from the country doctor Arthur Kittel.
Tough energy and a strong spirit of enterprise united the Jewish, Russian timber traders. They bought state and private forests and, in the face of the workers’ great modesty, made it possible to transport the enormous masses of wood from the great Russian forests a hundred miles away. Thus the wood swam downstream, sometimes tousled by floods and storms, to Russ.
During the summer and autumn months there was a lively life and activity here. The rivers were covered with drifts. In the evening the raftsmen sang their melancholic songs at the guard fire. During the day numerous workers from Russ and the neighbouring villages brought the oak sticks and trunks wading through the water to dry on land for good payment and abundant liquor donations. Later they were loaded in barges to Memel for England. There the oak trunks were used to make panels for ship cabins, rooms and precious furniture. The rods were processed into barrels, in which they may have returned after many years as porter, red wine and port wine barrels. Grand merchants from Russia lived in Russia in the two Jewish inns, with the brokers and creators when the wood was sold. And the merchants from Memel came to their four forwarding agents to conclude the contracts. They often lived with them and liked to visit our inn. The Jewish merchants had clothes and linen made for themselves and their families and bought many economic goods. They often took advantage of my medical advice. For more serious illnesses they went to two professors in Königsberg. With their prescriptions they visited me again and followed the ones I had chosen. Sometimes I was invited with the forwarding agent into a Schafferne, whereby the Schaffer gave us: “a ball”: “A Ent with Bulwis, Jauch and Schwarzbier”. These Yiddish-German words mean: The creator gave a company, a roast duck with potatoes, sauce and English porter. The five million Jews living in Russia speak Yiddish-German. Many books and daily newspapers appear in Yiddish, which is understandable and easy to learn for us Germans after a short stay. When the woods were sold, the forwarder took them over for the account of the merchant concerned, measured them and gave the seller a specified receipt, “Consignation”, upon which he received payment in Memel. The forwarder then had the drifts converted into rafts and sent them to Memel as required.
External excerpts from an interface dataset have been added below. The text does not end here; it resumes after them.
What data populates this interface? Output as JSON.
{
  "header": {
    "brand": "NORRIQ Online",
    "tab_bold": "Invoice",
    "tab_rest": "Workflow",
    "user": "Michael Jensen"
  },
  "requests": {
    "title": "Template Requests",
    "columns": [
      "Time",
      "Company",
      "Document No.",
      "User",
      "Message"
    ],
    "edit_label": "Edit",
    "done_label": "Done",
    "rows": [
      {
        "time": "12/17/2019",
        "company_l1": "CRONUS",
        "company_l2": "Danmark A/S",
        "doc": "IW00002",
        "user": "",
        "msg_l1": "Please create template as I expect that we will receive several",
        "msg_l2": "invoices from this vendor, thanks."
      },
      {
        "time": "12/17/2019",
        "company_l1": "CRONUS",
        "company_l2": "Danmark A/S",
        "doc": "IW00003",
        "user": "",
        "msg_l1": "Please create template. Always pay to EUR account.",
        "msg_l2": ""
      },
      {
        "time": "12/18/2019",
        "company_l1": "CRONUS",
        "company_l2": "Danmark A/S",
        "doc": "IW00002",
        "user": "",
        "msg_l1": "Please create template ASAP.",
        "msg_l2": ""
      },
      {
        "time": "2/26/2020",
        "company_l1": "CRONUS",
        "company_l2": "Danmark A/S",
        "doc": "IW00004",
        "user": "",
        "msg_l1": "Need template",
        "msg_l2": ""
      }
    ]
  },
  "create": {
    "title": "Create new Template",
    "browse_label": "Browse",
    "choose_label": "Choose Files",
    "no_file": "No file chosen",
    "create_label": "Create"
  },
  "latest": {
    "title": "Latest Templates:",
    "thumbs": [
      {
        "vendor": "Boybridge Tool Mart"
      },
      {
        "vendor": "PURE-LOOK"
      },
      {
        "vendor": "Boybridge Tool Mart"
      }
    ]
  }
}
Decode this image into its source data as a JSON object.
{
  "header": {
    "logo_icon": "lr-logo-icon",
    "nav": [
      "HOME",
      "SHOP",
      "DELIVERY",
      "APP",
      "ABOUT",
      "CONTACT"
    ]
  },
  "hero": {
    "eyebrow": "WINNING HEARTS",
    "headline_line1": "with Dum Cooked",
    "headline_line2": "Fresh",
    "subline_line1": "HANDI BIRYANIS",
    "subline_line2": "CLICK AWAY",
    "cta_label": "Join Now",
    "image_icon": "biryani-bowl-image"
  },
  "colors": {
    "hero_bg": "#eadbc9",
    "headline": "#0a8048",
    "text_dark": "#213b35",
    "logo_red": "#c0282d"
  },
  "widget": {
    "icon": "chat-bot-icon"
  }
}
The Jewish cutting mill owners, merchants, wood brokers, innkeepers and traders living in Russia led an exemplary family life. They maintained a prayer house and a women’s bath, supported by their Russian fellow believers, who came there in summer as timber merchants. As the best patients, they adhered to the medical regulations and did not do any charlatal botch-ups. They were charitable against Jews and Christians. For poor Jewish girls they put together the dowry for the wedding. A broker who came to Russia barefoot on a drift as a cook boy and had become rich through efficiency and diligence asked his old friend in Memel: “Nathan, why don’t your daughters marry? To the answer: “You know that,” he put 30,000 marks on the table. “Give each half.” After three months both were happy women.
Many Jews belonged to our associations, but they could not take part in our feasts, because they lived strictly orthodox and would have been disregarded by their Russian fellow believers by disregarding the commandments of food. I often took part in Jewish festivities in which the older men wore black and white striped thorn coats and headgear. The cult official greeted the guests individually after the prayer. The wedding ceremonies took place in the open air or in winter in a room under a throne sky. It was held by four young people.
Extract from: Arthur Kittel, 37 years country doctor in Prussian-Lithuania 1869-1906, Königsberg 1921